Task data:
-=-=-=-=-

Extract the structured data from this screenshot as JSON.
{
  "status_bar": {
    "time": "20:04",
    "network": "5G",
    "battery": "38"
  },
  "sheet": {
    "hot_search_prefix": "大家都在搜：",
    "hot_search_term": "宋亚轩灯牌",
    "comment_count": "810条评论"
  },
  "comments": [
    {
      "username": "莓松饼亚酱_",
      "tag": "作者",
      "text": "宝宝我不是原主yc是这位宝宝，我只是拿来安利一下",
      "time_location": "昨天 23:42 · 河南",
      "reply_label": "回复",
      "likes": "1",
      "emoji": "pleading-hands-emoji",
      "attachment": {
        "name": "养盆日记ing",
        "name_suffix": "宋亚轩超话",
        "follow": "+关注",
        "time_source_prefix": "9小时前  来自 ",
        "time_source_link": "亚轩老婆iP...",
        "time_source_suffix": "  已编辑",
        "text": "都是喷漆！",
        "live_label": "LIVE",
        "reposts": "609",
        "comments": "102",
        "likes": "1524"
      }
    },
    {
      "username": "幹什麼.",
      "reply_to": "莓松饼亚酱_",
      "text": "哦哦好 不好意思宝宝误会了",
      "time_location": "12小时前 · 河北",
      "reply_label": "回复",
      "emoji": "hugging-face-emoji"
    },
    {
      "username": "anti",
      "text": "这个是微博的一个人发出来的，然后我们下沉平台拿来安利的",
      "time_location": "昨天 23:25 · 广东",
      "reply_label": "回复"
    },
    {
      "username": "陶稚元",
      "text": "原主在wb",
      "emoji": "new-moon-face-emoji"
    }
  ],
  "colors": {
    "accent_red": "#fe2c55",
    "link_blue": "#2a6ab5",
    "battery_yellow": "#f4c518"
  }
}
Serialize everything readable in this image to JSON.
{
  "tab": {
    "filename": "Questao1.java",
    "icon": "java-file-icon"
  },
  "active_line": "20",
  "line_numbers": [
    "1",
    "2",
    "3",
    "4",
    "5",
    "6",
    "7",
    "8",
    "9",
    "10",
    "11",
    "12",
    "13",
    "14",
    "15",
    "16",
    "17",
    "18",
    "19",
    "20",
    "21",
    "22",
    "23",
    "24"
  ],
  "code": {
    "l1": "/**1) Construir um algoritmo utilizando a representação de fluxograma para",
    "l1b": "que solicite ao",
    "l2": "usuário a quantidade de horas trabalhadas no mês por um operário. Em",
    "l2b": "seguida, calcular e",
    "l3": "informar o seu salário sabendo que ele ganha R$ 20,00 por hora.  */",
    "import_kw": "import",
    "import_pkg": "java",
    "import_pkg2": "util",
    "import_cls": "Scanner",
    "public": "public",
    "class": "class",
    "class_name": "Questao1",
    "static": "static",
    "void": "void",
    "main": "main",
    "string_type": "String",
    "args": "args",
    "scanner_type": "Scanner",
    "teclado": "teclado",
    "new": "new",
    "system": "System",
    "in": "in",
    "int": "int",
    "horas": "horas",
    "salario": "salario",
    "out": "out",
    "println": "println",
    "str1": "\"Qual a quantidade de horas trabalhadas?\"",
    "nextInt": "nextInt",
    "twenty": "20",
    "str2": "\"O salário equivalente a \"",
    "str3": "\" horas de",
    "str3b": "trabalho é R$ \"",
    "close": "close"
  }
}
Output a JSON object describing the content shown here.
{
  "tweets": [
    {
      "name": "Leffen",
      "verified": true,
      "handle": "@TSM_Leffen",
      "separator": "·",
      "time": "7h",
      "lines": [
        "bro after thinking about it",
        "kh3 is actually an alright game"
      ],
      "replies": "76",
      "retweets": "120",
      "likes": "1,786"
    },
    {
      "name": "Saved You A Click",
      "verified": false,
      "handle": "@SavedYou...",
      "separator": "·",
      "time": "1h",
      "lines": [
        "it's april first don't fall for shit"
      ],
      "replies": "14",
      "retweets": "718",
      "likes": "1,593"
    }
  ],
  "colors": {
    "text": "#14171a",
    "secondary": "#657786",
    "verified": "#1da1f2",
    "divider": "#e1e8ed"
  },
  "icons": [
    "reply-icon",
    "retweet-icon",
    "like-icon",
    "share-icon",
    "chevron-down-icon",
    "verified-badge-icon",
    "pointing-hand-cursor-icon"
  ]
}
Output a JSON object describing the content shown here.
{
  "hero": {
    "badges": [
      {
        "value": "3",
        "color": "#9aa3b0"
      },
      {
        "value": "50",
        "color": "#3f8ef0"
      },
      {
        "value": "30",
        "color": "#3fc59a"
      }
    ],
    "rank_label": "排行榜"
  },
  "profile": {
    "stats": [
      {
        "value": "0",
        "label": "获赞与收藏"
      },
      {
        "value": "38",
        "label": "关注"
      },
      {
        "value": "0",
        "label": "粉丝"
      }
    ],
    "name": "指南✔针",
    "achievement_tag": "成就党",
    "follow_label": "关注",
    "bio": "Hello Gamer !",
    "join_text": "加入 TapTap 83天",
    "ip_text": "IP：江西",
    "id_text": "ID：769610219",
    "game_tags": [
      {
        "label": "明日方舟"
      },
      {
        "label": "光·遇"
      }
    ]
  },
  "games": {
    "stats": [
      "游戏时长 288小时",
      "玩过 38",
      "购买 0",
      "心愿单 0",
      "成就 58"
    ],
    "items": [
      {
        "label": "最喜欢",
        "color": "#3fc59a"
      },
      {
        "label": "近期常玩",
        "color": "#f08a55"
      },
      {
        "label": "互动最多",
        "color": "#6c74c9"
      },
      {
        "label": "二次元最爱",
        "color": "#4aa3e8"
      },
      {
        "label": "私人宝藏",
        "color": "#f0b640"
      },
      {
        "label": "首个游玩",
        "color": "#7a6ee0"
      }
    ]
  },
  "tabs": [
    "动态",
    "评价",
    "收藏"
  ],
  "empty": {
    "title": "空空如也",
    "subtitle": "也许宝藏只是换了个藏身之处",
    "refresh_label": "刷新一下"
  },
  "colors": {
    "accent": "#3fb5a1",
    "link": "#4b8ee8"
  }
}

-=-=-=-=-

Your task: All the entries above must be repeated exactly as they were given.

Output for this exercise:
Extract the structured data from this screenshot as JSON.
{
  "status_bar": {
    "time": "20:04",
    "network": "5G",
    "battery": "38"
  },
  "sheet": {
    "hot_search_prefix": "大家都在搜：",
    "hot_search_term": "宋亚轩灯牌",
    "comment_count": "810条评论"
  },
  "comments": [
    {
      "username": "莓松饼亚酱_",
      "tag": "作者",
      "text": "宝宝我不是原主yc是这位宝宝，我只是拿来安利一下",
      "time_location": "昨天 23:42 · 河南",
      "reply_label": "回复",
      "likes": "1",
      "emoji": "pleading-hands-emoji",
      "attachment": {
        "name": "养盆日记ing",
        "name_suffix": "宋亚轩超话",
        "follow": "+关注",
        "time_source_prefix": "9小时前  来自 ",
        "time_source_link": "亚轩老婆iP...",
        "time_source_suffix": "  已编辑",
        "text": "都是喷漆！",
        "live_label": "LIVE",
        "reposts": "609",
        "comments": "102",
        "likes": "1524"
      }
    },
    {
      "username": "幹什麼.",
      "reply_to": "莓松饼亚酱_",
      "text": "哦哦好 不好意思宝宝误会了",
      "time_location": "12小时前 · 河北",
      "reply_label": "回复",
      "emoji": "hugging-face-emoji"
    },
    {
      "username": "anti",
      "text": "这个是微博的一个人发出来的，然后我们下沉平台拿来安利的",
      "time_location": "昨天 23:25 · 广东",
      "reply_label": "回复"
    },
    {
      "username": "陶稚元",
      "text": "原主在wb",
      "emoji": "new-moon-face-emoji"
    }
  ],
  "colors": {
    "accent_red": "#fe2c55",
    "link_blue": "#2a6ab5",
    "battery_yellow": "#f4c518"
  }
}
Serialize everything readable in this image to JSON.
{
  "tab": {
    "filename": "Questao1.java",
    "icon": "java-file-icon"
  },
  "active_line": "20",
  "line_numbers": [
    "1",
    "2",
    "3",
    "4",
    "5",
    "6",
    "7",
    "8",
    "9",
    "10",
    "11",
    "12",
    "13",
    "14",
    "15",
    "16",
    "17",
    "18",
    "19",
    "20",
    "21",
    "22",
    "23",
    "24"
  ],
  "code": {
    "l1": "/**1) Construir um algoritmo utilizando a representação de fluxograma para",
    "l1b": "que solicite ao",
    "l2": "usuário a quantidade de horas trabalhadas no mês por um operário. Em",
    "l2b": "seguida, calcular e",
    "l3": "informar o seu salário sabendo que ele ganha R$ 20,00 por hora.  */",
    "import_kw": "import",
    "import_pkg": "java",
    "import_pkg2": "util",
    "import_cls": "Scanner",
    "public": "public",
    "class": "class",
    "class_name": "Questao1",
    "static": "static",
    "void": "void",
    "main": "main",
    "string_type": "String",
    "args": "args",
    "scanner_type": "Scanner",
    "teclado": "teclado",
    "new": "new",
    "system": "System",
    "in": "in",
    "int": "int",
    "horas": "horas",
    "salario": "salario",
    "out": "out",
    "println": "println",
    "str1": "\"Qual a quantidade de horas trabalhadas?\"",
    "nextInt": "nextInt",
    "twenty": "20",
    "str2": "\"O salário equivalente a \"",
    "str3": "\" horas de",
    "str3b": "trabalho é R$ \"",
    "close": "close"
  }
}
Output a JSON object describing the content shown here.
{
  "tweets": [
    {
      "name": "Leffen",
      "verified": true,
      "handle": "@TSM_Leffen",
      "separator": "·",
      "time": "7h",
      "lines": [
        "bro after thinking about it",
        "kh3 is actually an alright game"
      ],
      "replies": "76",
      "retweets": "120",
      "likes": "1,786"
    },
    {
      "name": "Saved You A Click",
      "verified": false,
      "handle": "@SavedYou...",
      "separator": "·",
      "time": "1h",
      "lines": [
        "it's april first don't fall for shit"
      ],
      "replies": "14",
      "retweets": "718",
      "likes": "1,593"
    }
  ],
  "colors": {
    "text": "#14171a",
    "secondary": "#657786",
    "verified": "#1da1f2",
    "divider": "#e1e8ed"
  },
  "icons": [
    "reply-icon",
    "retweet-icon",
    "like-icon",
    "share-icon",
    "chevron-down-icon",
    "verified-badge-icon",
    "pointing-hand-cursor-icon"
  ]
}
Output a JSON object describing the content shown here.
{
  "hero": {
    "badges": [
      {
        "value": "3",
        "color": "#9aa3b0"
      },
      {
        "value": "50",
        "color": "#3f8ef0"
      },
      {
        "value": "30",
        "color": "#3fc59a"
      }
    ],
    "rank_label": "排行榜"
  },
  "profile": {
    "stats": [
      {
        "value": "0",
        "label": "获赞与收藏"
      },
      {
        "value": "38",
        "label": "关注"
      },
      {
        "value": "0",
        "label": "粉丝"
      }
    ],
    "name": "指南✔针",
    "achievement_tag": "成就党",
    "follow_label": "关注",
    "bio": "Hello Gamer !",
    "join_text": "加入 TapTap 83天",
    "ip_text": "IP：江西",
    "id_text": "ID：769610219",
    "game_tags": [
      {
        "label": "明日方舟"
      },
      {
        "label": "光·遇"
      }
    ]
  },
  "games": {
    "stats": [
      "游戏时长 288小时",
      "玩过 38",
      "购买 0",
      "心愿单 0",
      "成就 58"
    ],
    "items": [
      {
        "label": "最喜欢",
        "color": "#3fc59a"
      },
      {
        "label": "近期常玩",
        "color": "#f08a55"
      },
      {
        "label": "互动最多",
        "color": "#6c74c9"
      },
      {
        "label": "二次元最爱",
        "color": "#4aa3e8"
      },
      {
        "label": "私人宝藏",
        "color": "#f0b640"
      },
      {
        "label": "首个游玩",
        "color": "#7a6ee0"
      }
    ]
  },
  "tabs": [
    "动态",
    "评价",
    "收藏"
  ],
  "empty": {
    "title": "空空如也",
    "subtitle": "也许宝藏只是换了个藏身之处",
    "refresh_label": "刷新一下"
  },
  "colors": {
    "accent": "#3fb5a1",
    "link": "#4b8ee8"
  }
}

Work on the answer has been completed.